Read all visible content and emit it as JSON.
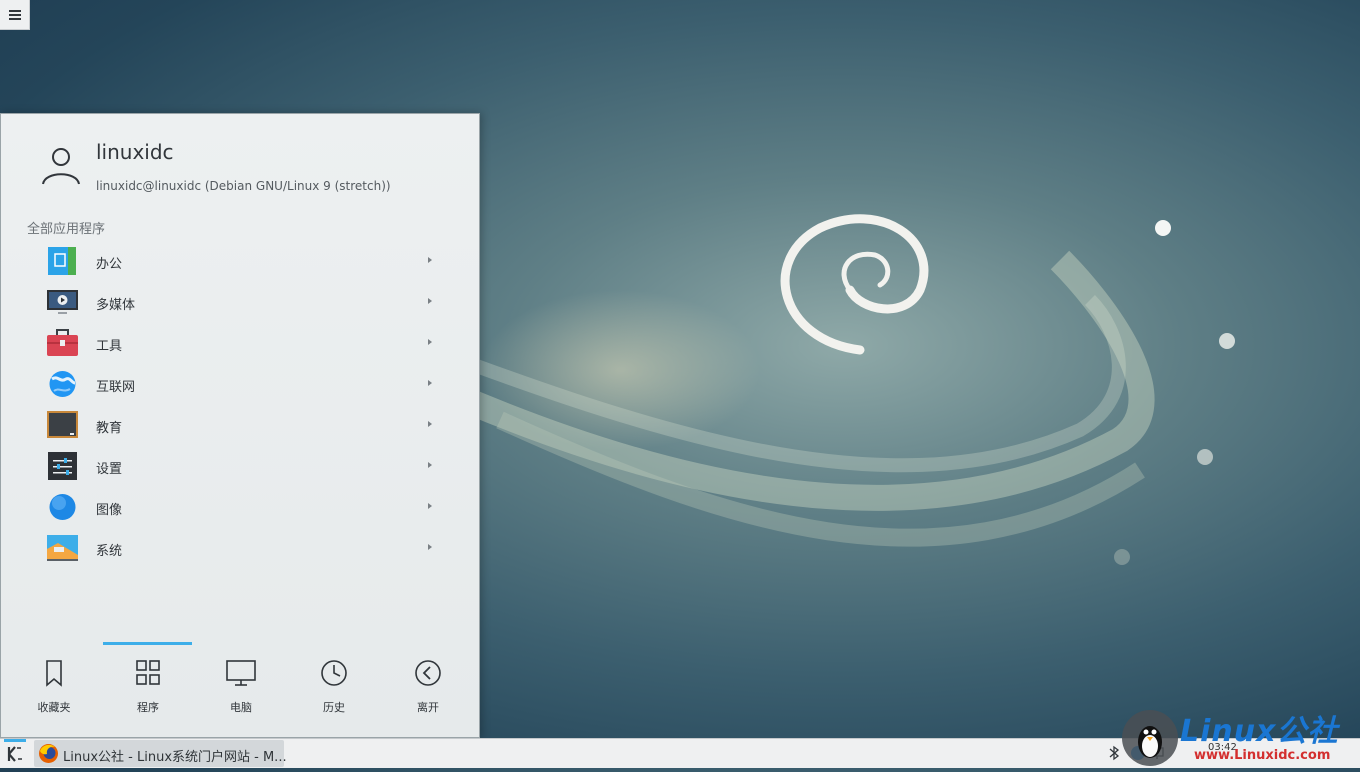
{
  "user": {
    "name": "linuxidc",
    "host": "linuxidc@linuxidc (Debian GNU/Linux 9 (stretch))"
  },
  "section_label": "全部应用程序",
  "apps": [
    {
      "label": "办公",
      "icon": "office-icon"
    },
    {
      "label": "多媒体",
      "icon": "multimedia-icon"
    },
    {
      "label": "工具",
      "icon": "utilities-icon"
    },
    {
      "label": "互联网",
      "icon": "internet-icon"
    },
    {
      "label": "教育",
      "icon": "education-icon"
    },
    {
      "label": "设置",
      "icon": "settings-icon"
    },
    {
      "label": "图像",
      "icon": "graphics-icon"
    },
    {
      "label": "系统",
      "icon": "system-icon"
    }
  ],
  "tabs": [
    {
      "label": "收藏夹",
      "icon": "bookmark-icon"
    },
    {
      "label": "程序",
      "icon": "grid-icon",
      "active": true
    },
    {
      "label": "电脑",
      "icon": "computer-icon"
    },
    {
      "label": "历史",
      "icon": "clock-icon"
    },
    {
      "label": "离开",
      "icon": "back-icon"
    }
  ],
  "taskbar": {
    "task_label": "Linux公社 - Linux系统门户网站 - M...",
    "task_icon": "firefox-icon"
  },
  "watermark": {
    "title": "Linux公社",
    "url": "www.Linuxidc.com",
    "clock": "03:42"
  },
  "colors": {
    "accent": "#3daee9",
    "panel": "#eff0f1"
  }
}
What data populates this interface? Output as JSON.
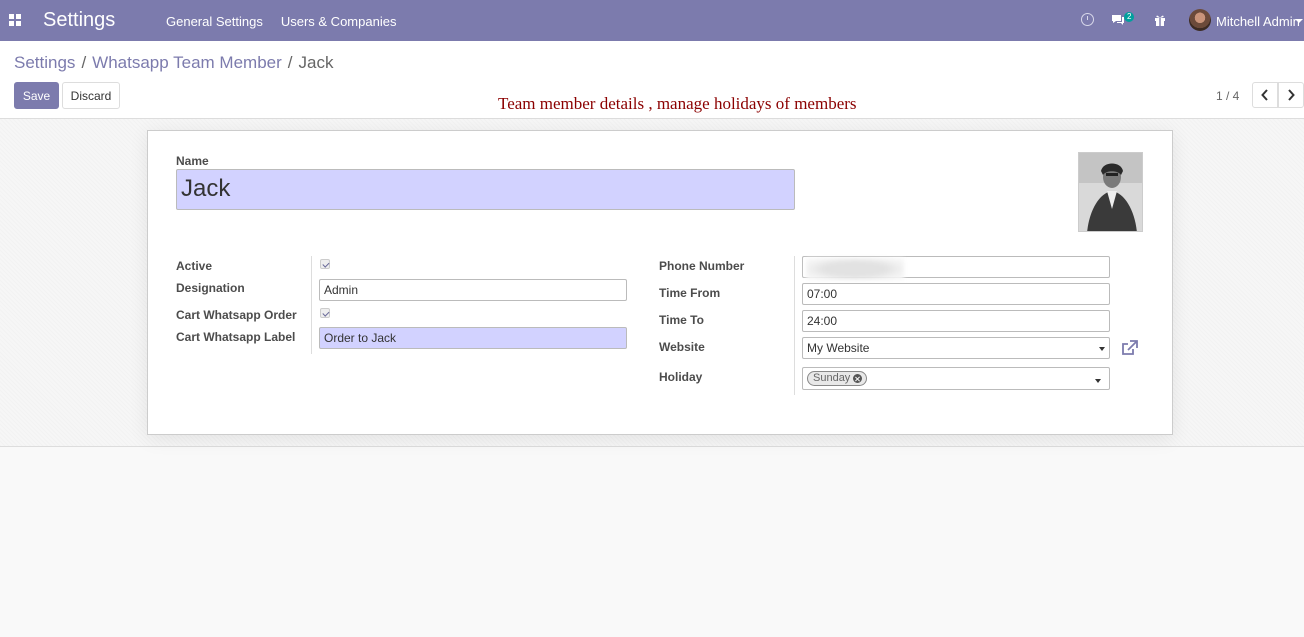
{
  "navbar": {
    "app_title": "Settings",
    "menu": [
      "General Settings",
      "Users & Companies"
    ],
    "chat_badge": "2",
    "user_name": "Mitchell Admin",
    "color": "#7c7bad"
  },
  "breadcrumb": {
    "items": [
      "Settings",
      "Whatsapp Team Member",
      "Jack"
    ],
    "separator": "/"
  },
  "actions": {
    "save_label": "Save",
    "discard_label": "Discard"
  },
  "annotation": "Team member details , manage holidays of members",
  "pager": {
    "value": "1 / 4"
  },
  "form": {
    "name_label": "Name",
    "name_value": "Jack",
    "left": {
      "active_label": "Active",
      "active_checked": true,
      "designation_label": "Designation",
      "designation_value": "Admin",
      "cart_order_label": "Cart Whatsapp Order",
      "cart_order_checked": true,
      "cart_label_label": "Cart Whatsapp Label",
      "cart_label_value": "Order to Jack"
    },
    "right": {
      "phone_label": "Phone Number",
      "time_from_label": "Time From",
      "time_from_value": "07:00",
      "time_to_label": "Time To",
      "time_to_value": "24:00",
      "website_label": "Website",
      "website_value": "My Website",
      "holiday_label": "Holiday",
      "holiday_tags": [
        "Sunday"
      ]
    }
  },
  "icons": {
    "apps": "apps-grid-icon",
    "activity": "clock-icon",
    "messaging": "chat-icon",
    "gift": "gift-icon",
    "external": "external-link-icon"
  }
}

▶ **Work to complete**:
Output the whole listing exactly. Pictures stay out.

▶ **Expected answer**:
Read all visible content and emit it as JSON.
{
  "user": {
    "name": "linuxidc",
    "host": "linuxidc@linuxidc (Debian GNU/Linux 9 (stretch))"
  },
  "section_label": "全部应用程序",
  "apps": [
    {
      "label": "办公",
      "icon": "office-icon"
    },
    {
      "label": "多媒体",
      "icon": "multimedia-icon"
    },
    {
      "label": "工具",
      "icon": "utilities-icon"
    },
    {
      "label": "互联网",
      "icon": "internet-icon"
    },
    {
      "label": "教育",
      "icon": "education-icon"
    },
    {
      "label": "设置",
      "icon": "settings-icon"
    },
    {
      "label": "图像",
      "icon": "graphics-icon"
    },
    {
      "label": "系统",
      "icon": "system-icon"
    }
  ],
  "tabs": [
    {
      "label": "收藏夹",
      "icon": "bookmark-icon"
    },
    {
      "label": "程序",
      "icon": "grid-icon",
      "active": true
    },
    {
      "label": "电脑",
      "icon": "computer-icon"
    },
    {
      "label": "历史",
      "icon": "clock-icon"
    },
    {
      "label": "离开",
      "icon": "back-icon"
    }
  ],
  "taskbar": {
    "task_label": "Linux公社 - Linux系统门户网站 - M...",
    "task_icon": "firefox-icon"
  },
  "watermark": {
    "title": "Linux公社",
    "url": "www.Linuxidc.com",
    "clock": "03:42"
  },
  "colors": {
    "accent": "#3daee9",
    "panel": "#eff0f1"
  }
}
What data populates this interface? Output as JSON.
{
  "navbar": {
    "app_title": "Settings",
    "menu": [
      "General Settings",
      "Users & Companies"
    ],
    "chat_badge": "2",
    "user_name": "Mitchell Admin",
    "color": "#7c7bad"
  },
  "breadcrumb": {
    "items": [
      "Settings",
      "Whatsapp Team Member",
      "Jack"
    ],
    "separator": "/"
  },
  "actions": {
    "save_label": "Save",
    "discard_label": "Discard"
  },
  "annotation": "Team member details , manage holidays of members",
  "pager": {
    "value": "1 / 4"
  },
  "form": {
    "name_label": "Name",
    "name_value": "Jack",
    "left": {
      "active_label": "Active",
      "active_checked": true,
      "designation_label": "Designation",
      "designation_value": "Admin",
      "cart_order_label": "Cart Whatsapp Order",
      "cart_order_checked": true,
      "cart_label_label": "Cart Whatsapp Label",
      "cart_label_value": "Order to Jack"
    },
    "right": {
      "phone_label": "Phone Number",
      "time_from_label": "Time From",
      "time_from_value": "07:00",
      "time_to_label": "Time To",
      "time_to_value": "24:00",
      "website_label": "Website",
      "website_value": "My Website",
      "holiday_label": "Holiday",
      "holiday_tags": [
        "Sunday"
      ]
    }
  },
  "icons": {
    "apps": "apps-grid-icon",
    "activity": "clock-icon",
    "messaging": "chat-icon",
    "gift": "gift-icon",
    "external": "external-link-icon"
  }
}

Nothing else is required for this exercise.